Many newcomers are not fully aware that the Coffs Coast generally is one of the poorest areas of rural New South Wales. Statistics for youth unemployment and senior poverty are among the highest in the state with all the attendant economic, social and psychological impacts as evidenced by high rates of depression, domestic violence and substance abuse. Health and transport services outside the urban centres are pretty poor. Rising property values and high rents price low-income families and singles out of the market. Decreasing profit margins have forced many of those attractive cafes and coffee shops to close.
Nor is the clean, green, sustainable shire as picture perfect as the brochures portray It. There is environmental degradation with clear-felling and land-clearing, and flammable, monoculture, woodchip-bound eucalyptus plantations that encircle Bellingen – a potential fire bomb primed to explode during one of our scorching, hot dry summers. There is generational degradation of the Bellinger’s banks and the graveling up of its once deep depths. And there the encroachment and expansion of water-hungry, pesticide and herbicide reliant blueberry farms,
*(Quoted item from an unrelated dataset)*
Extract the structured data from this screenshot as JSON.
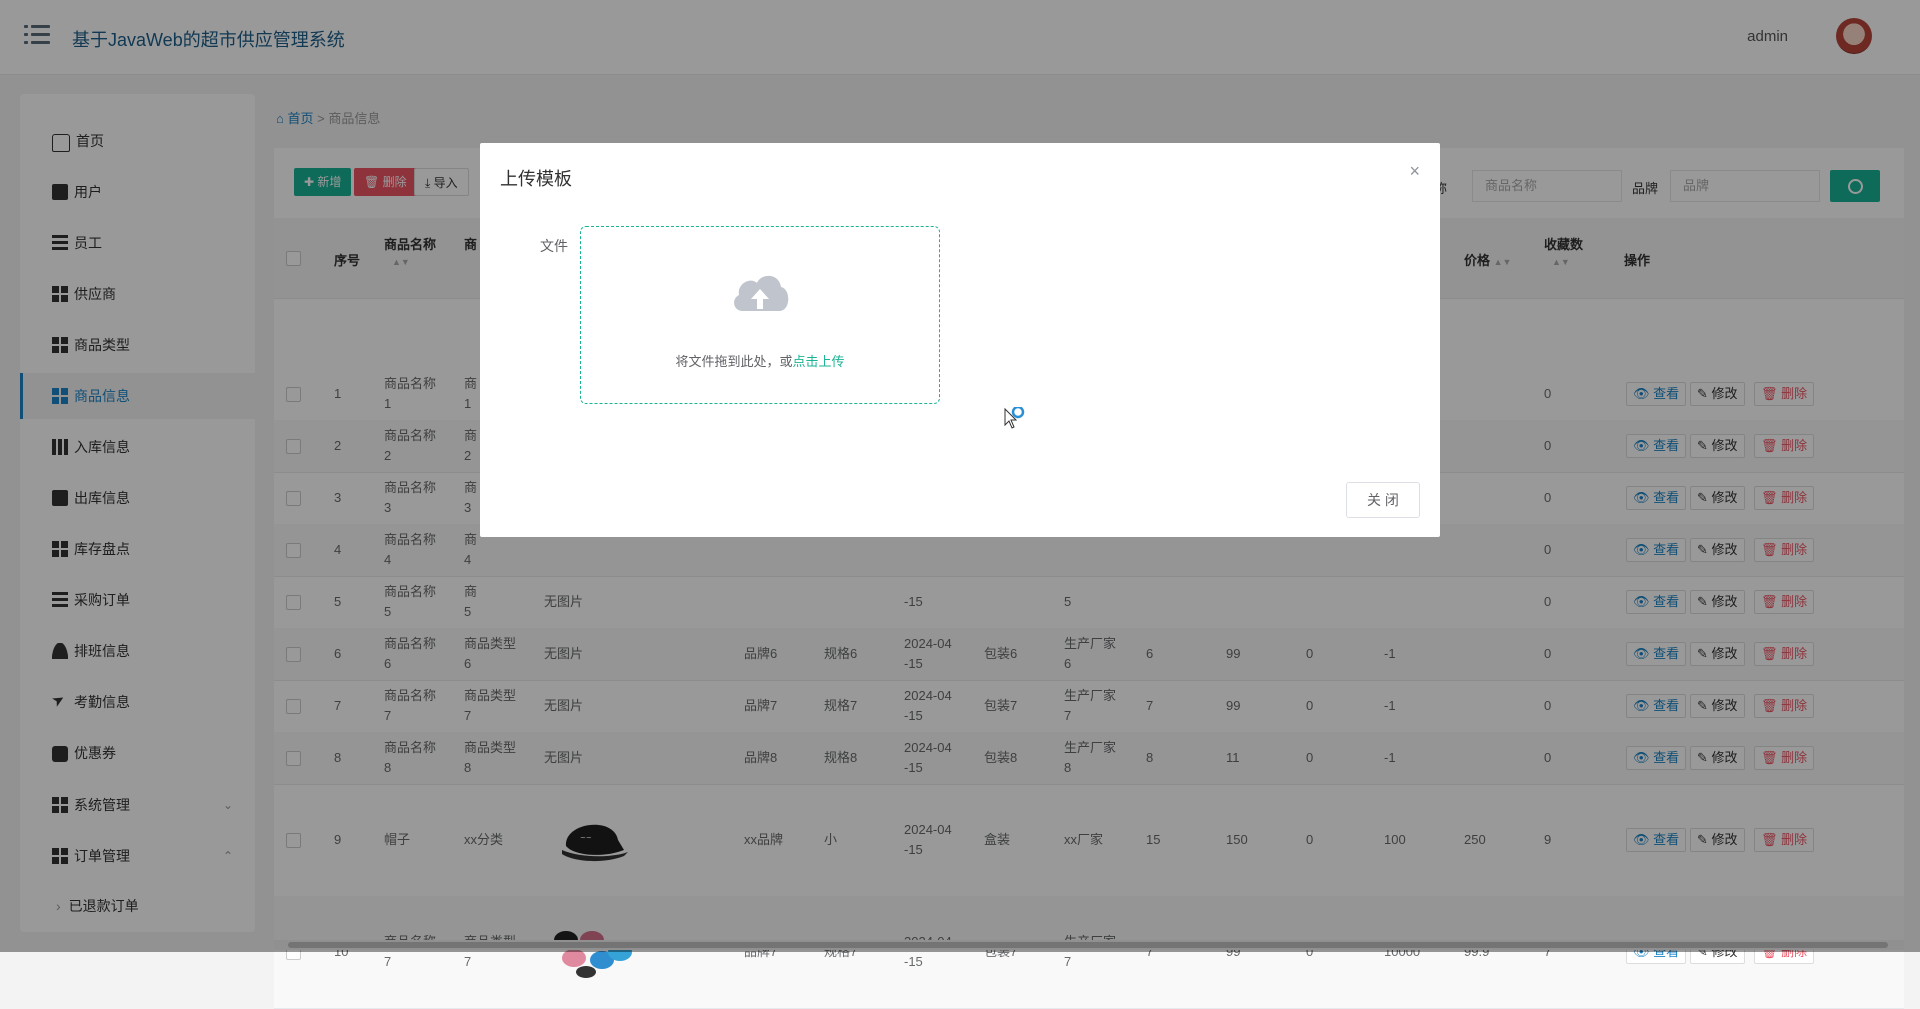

But on the right side of the ledger, we in the Shire are indeed blessed by Mother Nature. The coastline boasts magnicent headlands and promontories, and long, pristine and often deserted beaches. The World Heritage Gondwana rainforests are a national treasure, and surrounding national parks truly are a natural wonderland. We never tire of the drive from Urunga to Armidale via Waterfall Way, as it crosses the Great Dividing Range and the New England Plateau. The Kalang River as it flows beside South Arm Road and between the Tarkeeth and Newry State Forests is itself one of the Shire’s hidden and largely unvisited secrets, a haven for fishermen, canoeist and all who love mucking about in boats.
Compared to many places on this planet, we’ve really not much to complain about …